What the exercise asks: The required result is a copy of each line below in which "weight" appears.

(Web page and app entries)
__________________________________________________
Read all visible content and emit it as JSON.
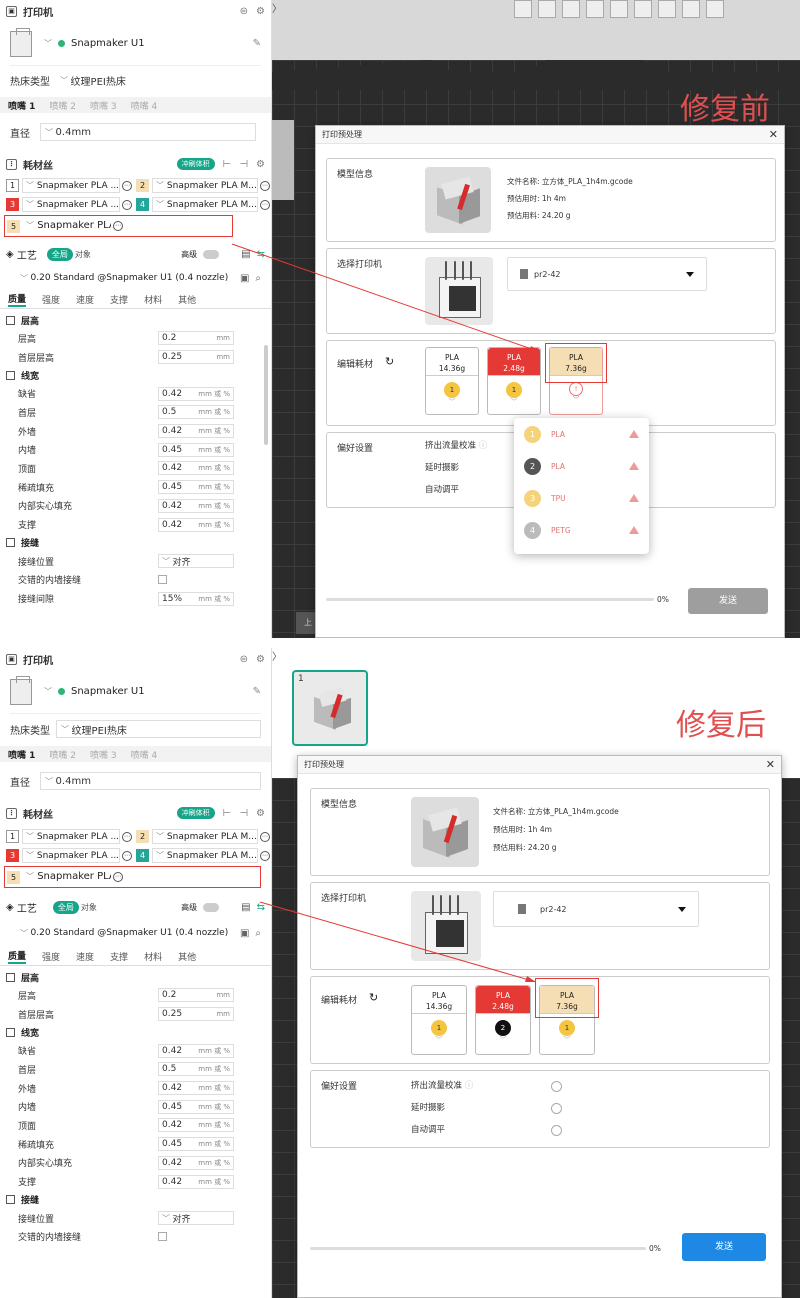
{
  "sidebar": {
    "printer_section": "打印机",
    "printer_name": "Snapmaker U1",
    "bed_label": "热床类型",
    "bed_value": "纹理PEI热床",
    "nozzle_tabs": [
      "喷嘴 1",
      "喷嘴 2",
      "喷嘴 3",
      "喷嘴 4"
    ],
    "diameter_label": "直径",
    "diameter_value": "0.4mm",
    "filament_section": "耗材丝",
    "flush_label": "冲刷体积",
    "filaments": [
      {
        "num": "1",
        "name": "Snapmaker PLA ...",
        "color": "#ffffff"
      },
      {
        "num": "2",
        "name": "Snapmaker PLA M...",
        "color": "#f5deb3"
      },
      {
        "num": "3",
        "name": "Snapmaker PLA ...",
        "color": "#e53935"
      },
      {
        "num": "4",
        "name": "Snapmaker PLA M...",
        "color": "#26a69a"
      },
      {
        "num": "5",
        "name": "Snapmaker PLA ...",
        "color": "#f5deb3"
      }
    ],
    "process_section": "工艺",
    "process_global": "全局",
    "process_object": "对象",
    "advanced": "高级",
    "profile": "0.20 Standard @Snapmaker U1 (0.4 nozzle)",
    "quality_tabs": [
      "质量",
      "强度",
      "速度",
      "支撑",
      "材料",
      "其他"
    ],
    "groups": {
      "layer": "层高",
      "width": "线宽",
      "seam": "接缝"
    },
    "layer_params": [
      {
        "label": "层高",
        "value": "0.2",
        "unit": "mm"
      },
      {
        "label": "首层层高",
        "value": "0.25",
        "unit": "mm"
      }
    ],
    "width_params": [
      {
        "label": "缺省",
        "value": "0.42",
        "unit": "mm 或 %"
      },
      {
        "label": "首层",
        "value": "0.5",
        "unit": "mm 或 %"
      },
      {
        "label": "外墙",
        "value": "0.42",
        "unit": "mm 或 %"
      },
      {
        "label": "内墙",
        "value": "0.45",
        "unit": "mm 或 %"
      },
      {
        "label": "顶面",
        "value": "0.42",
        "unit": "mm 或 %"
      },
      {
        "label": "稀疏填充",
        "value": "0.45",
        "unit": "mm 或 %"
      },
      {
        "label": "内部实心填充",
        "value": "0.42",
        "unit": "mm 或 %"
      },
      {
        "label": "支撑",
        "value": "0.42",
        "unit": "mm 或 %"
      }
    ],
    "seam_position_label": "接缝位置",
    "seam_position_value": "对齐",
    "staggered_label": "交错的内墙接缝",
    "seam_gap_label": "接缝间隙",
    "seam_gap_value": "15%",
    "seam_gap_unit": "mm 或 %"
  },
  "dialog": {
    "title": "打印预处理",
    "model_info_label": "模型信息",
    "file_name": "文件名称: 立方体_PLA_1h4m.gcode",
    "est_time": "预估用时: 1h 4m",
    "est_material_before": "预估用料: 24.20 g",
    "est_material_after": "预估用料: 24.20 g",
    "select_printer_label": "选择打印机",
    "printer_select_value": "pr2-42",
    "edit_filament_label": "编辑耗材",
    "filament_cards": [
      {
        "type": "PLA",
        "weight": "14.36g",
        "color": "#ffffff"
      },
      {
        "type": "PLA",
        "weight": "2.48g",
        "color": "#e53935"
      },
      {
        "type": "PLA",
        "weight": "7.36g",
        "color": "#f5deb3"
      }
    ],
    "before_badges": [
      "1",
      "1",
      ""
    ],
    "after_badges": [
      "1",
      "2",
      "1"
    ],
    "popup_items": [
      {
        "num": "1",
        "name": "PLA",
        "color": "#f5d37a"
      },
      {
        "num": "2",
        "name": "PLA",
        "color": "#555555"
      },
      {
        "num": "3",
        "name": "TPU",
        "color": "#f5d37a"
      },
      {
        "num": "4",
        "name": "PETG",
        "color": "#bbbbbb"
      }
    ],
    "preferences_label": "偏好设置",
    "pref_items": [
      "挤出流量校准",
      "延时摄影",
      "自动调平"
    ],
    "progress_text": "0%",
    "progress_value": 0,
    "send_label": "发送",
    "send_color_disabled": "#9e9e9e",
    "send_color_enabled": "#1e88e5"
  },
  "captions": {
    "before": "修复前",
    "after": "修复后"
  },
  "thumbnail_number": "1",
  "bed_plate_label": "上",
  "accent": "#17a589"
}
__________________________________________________
Finished task:
        "weight": "14.36g",
        "weight": "2.48g",
        "weight": "7.36g",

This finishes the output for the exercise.